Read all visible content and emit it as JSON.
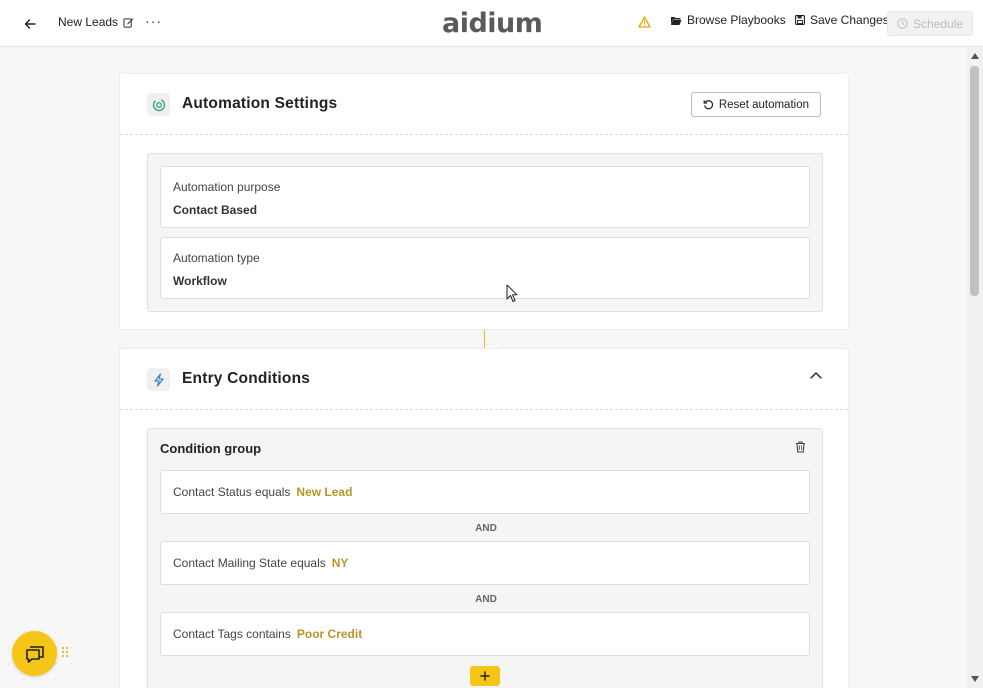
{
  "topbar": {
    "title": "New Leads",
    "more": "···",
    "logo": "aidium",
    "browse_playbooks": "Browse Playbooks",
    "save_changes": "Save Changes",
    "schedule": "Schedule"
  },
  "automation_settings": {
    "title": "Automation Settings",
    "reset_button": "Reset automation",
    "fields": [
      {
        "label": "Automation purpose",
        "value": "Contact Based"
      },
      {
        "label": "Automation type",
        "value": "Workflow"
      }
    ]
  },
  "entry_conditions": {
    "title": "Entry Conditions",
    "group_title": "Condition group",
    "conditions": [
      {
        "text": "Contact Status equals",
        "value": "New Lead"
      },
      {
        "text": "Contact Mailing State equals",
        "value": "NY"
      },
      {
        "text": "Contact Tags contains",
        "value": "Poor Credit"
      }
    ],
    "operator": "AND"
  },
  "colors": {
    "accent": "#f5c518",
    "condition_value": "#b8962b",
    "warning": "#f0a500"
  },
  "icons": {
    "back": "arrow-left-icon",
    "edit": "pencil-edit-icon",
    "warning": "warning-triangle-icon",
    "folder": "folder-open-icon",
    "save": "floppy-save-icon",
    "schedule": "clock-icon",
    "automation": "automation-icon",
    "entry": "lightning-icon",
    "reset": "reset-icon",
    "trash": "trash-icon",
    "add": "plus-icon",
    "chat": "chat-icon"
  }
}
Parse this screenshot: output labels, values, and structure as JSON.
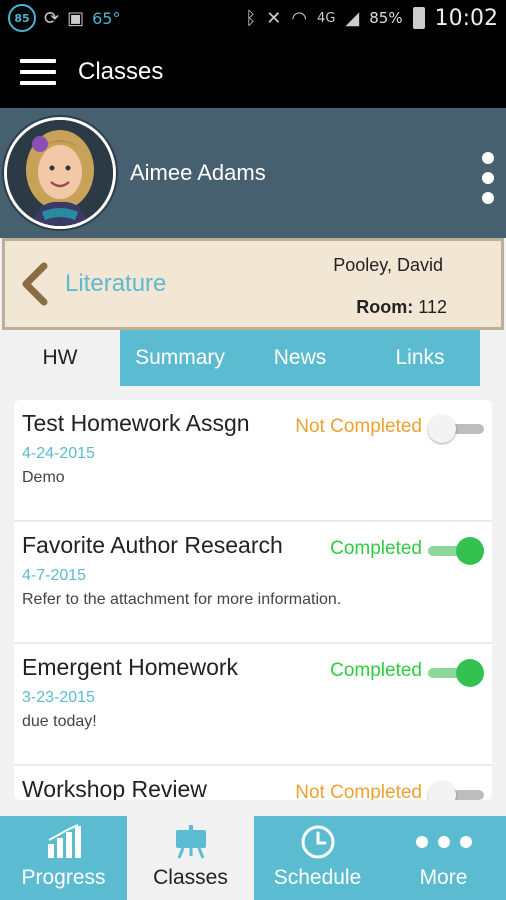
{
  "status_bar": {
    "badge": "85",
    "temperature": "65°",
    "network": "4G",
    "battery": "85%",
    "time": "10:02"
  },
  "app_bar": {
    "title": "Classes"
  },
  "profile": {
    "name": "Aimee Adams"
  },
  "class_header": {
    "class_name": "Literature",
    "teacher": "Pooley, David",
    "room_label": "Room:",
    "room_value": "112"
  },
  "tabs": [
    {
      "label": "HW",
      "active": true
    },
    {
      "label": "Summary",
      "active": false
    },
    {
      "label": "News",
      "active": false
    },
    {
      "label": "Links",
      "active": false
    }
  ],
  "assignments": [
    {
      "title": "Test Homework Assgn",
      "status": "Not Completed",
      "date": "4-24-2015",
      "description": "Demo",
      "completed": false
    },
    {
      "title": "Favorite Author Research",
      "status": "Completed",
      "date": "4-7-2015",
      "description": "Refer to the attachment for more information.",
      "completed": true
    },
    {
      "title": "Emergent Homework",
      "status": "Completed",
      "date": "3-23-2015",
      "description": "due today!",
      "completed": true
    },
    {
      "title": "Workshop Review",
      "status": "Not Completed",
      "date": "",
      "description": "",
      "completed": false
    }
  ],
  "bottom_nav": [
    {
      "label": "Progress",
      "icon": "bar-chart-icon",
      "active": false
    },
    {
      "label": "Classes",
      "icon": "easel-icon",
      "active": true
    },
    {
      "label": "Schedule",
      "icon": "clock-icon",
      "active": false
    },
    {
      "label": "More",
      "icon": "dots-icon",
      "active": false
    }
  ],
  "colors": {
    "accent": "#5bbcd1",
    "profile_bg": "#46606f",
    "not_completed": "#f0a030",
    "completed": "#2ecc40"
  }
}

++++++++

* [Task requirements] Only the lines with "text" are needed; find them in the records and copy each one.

* [Exercise answer]
        "text": "Contact Status equals",
        "text": "Contact Mailing State equals",
        "text": "Contact Tags contains",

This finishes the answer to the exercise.